**The task:** When a line below contains the word "Protocol", copy that line.

Collected data entries:
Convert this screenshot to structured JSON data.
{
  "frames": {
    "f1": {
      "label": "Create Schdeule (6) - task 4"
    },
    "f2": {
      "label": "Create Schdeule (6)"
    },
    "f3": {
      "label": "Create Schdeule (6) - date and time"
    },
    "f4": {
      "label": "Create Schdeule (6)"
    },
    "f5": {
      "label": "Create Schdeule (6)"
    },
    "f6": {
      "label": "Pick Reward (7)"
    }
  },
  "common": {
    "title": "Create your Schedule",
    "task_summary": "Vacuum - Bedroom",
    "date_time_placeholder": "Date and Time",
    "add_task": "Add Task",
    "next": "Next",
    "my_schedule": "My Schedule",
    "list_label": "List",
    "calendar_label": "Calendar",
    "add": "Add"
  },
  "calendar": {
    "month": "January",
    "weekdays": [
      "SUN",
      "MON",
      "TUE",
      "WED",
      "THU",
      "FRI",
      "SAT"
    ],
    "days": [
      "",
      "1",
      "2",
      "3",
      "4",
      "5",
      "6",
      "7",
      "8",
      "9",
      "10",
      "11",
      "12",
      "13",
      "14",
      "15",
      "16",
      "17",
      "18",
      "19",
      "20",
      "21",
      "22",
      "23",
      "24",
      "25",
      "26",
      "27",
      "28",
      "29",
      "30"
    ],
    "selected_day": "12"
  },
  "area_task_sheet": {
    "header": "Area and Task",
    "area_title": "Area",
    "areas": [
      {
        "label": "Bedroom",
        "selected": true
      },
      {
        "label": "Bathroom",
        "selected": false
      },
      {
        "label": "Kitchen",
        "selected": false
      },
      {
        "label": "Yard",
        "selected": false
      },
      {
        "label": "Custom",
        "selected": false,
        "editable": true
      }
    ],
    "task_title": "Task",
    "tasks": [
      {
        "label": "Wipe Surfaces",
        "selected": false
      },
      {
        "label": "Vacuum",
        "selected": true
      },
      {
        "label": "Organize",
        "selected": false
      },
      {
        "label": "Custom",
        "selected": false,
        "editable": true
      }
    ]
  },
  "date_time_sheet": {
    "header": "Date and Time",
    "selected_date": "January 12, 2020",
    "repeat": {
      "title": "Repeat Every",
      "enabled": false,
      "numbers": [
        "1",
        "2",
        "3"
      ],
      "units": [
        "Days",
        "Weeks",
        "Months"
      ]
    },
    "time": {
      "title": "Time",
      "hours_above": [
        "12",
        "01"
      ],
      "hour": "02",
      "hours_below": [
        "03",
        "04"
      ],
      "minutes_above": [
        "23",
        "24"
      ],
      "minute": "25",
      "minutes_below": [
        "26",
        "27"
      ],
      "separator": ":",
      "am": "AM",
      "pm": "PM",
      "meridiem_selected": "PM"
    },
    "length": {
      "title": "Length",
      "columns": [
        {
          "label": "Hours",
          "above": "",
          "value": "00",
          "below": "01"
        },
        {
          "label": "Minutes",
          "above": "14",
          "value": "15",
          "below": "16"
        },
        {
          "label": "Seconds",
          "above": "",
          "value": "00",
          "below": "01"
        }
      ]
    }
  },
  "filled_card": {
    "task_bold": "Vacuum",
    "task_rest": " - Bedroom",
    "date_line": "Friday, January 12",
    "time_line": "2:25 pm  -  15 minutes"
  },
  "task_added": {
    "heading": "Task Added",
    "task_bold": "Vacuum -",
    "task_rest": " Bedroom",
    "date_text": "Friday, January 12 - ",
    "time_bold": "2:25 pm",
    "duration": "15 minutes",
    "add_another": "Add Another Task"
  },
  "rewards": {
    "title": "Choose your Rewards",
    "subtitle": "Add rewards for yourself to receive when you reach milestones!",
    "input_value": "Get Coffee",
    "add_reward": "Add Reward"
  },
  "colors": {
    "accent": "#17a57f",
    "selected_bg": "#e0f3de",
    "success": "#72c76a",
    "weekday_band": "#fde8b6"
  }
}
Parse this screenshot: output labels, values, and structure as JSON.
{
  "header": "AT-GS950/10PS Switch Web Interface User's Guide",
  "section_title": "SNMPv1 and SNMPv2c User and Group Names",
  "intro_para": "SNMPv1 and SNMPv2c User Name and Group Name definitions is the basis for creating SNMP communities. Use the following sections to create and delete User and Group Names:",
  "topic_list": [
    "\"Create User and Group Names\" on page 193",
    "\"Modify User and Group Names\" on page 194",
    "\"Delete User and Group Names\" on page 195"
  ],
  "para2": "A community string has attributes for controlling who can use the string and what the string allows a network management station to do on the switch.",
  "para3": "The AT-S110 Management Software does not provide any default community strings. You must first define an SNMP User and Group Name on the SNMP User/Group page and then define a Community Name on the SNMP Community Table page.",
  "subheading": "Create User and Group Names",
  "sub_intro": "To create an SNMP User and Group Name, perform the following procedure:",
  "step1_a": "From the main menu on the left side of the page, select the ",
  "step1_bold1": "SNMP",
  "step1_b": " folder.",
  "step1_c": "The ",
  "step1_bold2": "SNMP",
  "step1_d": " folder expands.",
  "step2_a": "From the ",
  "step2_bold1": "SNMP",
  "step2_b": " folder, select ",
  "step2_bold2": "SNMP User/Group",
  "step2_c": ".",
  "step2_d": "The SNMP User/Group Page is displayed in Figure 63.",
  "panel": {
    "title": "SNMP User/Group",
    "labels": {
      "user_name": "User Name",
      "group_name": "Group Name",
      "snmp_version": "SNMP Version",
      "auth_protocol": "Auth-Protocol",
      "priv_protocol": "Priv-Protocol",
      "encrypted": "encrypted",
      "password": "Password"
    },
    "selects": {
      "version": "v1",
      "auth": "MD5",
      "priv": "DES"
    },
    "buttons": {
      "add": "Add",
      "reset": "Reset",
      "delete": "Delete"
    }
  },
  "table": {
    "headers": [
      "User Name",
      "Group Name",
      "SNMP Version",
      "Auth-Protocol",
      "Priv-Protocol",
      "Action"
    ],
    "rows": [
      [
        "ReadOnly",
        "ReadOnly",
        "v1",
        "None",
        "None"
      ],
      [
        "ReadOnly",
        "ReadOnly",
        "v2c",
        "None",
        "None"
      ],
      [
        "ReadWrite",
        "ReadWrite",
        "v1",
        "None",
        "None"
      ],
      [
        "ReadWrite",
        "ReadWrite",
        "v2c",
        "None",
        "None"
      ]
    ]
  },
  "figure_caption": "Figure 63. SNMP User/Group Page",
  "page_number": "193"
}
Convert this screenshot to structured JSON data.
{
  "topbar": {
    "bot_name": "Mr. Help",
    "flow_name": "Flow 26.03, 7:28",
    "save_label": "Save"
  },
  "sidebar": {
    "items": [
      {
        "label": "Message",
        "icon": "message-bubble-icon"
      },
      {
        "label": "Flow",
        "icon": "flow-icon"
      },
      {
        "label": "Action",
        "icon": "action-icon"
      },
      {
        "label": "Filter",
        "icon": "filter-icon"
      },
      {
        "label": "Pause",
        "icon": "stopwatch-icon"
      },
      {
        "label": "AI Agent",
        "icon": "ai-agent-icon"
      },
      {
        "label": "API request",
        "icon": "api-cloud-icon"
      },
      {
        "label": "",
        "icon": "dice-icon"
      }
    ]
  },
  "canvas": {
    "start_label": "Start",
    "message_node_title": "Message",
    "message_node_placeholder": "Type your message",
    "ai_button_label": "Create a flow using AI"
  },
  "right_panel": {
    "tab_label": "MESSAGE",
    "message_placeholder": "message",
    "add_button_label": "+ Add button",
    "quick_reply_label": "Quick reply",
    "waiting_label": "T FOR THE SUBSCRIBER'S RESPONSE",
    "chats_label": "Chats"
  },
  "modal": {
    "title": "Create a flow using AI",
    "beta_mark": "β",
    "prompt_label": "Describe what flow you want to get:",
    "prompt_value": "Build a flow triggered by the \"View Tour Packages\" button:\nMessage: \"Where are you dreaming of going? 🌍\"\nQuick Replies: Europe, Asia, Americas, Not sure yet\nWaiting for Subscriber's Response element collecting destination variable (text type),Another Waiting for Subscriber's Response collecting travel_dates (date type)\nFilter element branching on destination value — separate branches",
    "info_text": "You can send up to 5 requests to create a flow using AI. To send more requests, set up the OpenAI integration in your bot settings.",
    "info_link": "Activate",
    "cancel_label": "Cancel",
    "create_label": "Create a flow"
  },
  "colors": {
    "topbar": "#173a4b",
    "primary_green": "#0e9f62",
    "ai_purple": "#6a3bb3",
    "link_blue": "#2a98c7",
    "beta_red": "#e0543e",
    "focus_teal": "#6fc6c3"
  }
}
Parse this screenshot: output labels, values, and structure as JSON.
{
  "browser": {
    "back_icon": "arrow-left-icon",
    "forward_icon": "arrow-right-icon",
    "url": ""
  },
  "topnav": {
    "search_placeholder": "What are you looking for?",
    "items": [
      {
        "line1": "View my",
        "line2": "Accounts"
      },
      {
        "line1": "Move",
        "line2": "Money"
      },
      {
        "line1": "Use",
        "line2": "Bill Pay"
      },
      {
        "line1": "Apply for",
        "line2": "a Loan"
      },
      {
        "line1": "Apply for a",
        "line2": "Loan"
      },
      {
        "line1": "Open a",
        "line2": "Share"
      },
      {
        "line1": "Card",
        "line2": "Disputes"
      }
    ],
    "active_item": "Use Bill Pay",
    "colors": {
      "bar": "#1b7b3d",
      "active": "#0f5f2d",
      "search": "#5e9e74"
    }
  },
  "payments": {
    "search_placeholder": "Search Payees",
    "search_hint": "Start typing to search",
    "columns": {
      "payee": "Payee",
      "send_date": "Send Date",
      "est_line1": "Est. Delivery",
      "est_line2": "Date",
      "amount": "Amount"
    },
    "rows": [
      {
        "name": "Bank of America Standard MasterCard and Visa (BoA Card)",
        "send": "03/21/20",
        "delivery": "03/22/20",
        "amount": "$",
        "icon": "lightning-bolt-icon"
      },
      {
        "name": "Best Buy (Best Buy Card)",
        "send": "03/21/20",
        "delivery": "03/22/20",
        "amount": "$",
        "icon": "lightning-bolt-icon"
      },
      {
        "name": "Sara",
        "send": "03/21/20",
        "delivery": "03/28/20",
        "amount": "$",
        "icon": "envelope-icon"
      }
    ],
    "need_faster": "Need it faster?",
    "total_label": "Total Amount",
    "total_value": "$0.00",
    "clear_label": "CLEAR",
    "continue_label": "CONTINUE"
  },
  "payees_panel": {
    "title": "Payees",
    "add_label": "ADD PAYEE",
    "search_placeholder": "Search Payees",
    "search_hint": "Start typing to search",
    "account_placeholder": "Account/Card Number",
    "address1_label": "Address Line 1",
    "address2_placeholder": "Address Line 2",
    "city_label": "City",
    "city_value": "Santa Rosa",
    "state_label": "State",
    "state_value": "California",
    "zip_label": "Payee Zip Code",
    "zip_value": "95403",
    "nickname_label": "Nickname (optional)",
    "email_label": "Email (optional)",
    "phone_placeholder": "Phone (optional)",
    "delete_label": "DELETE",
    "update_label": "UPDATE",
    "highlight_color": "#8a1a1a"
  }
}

**Exercise response:**
      "auth_protocol": "Auth-Protocol",
      "priv_protocol": "Priv-Protocol",
      "Auth-Protocol",
      "Priv-Protocol",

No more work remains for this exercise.